DATA TO EXAMINE Block Start

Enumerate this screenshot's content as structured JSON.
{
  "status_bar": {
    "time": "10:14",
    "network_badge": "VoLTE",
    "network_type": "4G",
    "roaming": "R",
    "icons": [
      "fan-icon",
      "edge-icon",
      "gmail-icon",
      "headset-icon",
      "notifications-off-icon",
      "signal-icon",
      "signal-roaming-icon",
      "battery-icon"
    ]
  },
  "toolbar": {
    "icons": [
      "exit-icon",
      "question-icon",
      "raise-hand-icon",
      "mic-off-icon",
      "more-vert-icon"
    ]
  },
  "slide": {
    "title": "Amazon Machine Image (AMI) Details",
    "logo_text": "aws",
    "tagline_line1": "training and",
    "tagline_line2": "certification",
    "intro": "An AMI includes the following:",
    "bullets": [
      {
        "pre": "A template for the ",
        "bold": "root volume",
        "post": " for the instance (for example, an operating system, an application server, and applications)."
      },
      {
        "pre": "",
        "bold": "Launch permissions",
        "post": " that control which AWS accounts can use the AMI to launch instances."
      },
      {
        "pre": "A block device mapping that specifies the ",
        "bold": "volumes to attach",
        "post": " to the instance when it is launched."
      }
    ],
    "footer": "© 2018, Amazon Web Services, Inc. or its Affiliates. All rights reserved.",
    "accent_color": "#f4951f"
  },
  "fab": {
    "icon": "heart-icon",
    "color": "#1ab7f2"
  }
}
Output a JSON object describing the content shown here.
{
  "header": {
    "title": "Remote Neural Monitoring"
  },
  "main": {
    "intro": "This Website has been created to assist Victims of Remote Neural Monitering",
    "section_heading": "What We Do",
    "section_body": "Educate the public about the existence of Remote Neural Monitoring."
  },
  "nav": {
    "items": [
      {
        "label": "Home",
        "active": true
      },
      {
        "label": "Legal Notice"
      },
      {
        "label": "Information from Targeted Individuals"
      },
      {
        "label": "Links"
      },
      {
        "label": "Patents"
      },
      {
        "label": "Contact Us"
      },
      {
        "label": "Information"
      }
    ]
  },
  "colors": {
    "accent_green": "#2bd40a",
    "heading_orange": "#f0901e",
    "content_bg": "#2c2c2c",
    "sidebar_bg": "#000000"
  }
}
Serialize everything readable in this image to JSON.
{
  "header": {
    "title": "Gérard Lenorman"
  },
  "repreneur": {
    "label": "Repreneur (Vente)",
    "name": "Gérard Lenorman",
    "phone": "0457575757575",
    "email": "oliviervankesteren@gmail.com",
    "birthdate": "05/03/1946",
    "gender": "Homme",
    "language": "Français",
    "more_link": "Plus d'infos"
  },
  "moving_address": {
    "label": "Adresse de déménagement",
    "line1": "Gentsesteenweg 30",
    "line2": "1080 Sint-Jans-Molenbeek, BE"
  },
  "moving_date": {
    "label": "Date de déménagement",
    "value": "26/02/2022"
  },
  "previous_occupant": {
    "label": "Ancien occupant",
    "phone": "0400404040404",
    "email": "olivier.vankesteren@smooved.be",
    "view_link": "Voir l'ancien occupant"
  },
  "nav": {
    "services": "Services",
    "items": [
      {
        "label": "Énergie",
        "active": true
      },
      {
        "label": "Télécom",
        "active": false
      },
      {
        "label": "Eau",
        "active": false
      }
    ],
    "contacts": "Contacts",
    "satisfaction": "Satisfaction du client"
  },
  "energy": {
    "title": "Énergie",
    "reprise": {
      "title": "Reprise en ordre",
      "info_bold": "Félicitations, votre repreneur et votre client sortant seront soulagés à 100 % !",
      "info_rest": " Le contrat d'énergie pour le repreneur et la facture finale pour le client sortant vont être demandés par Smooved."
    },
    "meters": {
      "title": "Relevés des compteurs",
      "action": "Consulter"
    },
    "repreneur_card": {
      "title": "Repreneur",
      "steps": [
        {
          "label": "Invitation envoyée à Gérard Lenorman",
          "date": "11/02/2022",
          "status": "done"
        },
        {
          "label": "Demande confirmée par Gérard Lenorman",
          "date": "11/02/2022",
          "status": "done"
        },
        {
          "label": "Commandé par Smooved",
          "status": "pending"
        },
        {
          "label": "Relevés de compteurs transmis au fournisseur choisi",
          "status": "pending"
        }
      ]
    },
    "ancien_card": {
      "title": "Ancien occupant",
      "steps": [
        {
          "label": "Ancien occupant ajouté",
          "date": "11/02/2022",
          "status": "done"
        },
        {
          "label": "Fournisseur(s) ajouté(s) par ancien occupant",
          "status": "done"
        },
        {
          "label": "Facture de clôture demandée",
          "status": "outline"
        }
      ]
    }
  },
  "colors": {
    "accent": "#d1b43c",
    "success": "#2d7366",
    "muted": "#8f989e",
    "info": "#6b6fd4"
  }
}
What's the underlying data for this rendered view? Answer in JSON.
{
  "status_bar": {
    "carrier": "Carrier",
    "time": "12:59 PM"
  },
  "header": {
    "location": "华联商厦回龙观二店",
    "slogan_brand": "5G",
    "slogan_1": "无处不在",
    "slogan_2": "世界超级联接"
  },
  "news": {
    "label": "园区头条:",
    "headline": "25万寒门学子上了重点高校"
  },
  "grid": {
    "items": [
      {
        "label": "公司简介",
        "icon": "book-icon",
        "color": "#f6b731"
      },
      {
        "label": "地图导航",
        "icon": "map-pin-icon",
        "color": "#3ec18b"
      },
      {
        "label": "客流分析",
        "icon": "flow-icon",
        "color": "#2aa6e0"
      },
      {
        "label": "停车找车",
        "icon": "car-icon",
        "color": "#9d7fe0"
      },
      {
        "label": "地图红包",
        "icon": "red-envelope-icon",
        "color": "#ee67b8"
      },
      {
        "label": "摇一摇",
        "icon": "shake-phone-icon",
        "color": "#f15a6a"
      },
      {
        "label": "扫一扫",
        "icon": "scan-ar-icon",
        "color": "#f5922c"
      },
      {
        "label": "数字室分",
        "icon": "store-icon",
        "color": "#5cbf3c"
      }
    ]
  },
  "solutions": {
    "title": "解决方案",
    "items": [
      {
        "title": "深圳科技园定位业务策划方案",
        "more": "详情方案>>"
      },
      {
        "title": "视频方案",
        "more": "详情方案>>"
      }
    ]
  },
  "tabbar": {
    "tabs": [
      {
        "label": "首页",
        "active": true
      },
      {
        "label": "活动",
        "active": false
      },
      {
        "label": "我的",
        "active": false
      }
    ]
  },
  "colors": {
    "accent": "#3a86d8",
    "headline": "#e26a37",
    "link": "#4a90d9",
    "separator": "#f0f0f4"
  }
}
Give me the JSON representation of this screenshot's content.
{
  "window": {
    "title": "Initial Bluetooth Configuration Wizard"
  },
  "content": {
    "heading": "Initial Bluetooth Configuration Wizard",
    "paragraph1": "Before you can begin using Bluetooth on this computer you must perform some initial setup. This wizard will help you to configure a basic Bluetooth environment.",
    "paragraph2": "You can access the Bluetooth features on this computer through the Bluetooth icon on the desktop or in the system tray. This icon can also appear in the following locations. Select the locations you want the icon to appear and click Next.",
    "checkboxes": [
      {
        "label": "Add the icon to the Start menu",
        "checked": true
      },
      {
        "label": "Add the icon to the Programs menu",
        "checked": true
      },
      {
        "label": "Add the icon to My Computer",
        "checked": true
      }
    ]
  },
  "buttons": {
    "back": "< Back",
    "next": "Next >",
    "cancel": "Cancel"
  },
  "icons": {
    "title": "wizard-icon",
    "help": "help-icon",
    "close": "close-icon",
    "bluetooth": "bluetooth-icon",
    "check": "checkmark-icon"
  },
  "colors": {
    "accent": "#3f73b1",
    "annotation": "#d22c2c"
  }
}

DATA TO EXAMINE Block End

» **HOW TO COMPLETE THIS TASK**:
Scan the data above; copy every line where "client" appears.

» **YOUR RESPONSE**:
    "satisfaction": "Satisfaction du client"
      "info_bold": "Félicitations, votre repreneur et votre client sortant seront soulagés à 100 % !",
      "info_rest": " Le contrat d'énergie pour le repreneur et la facture finale pour le client sortant vont être demandés par Smooved."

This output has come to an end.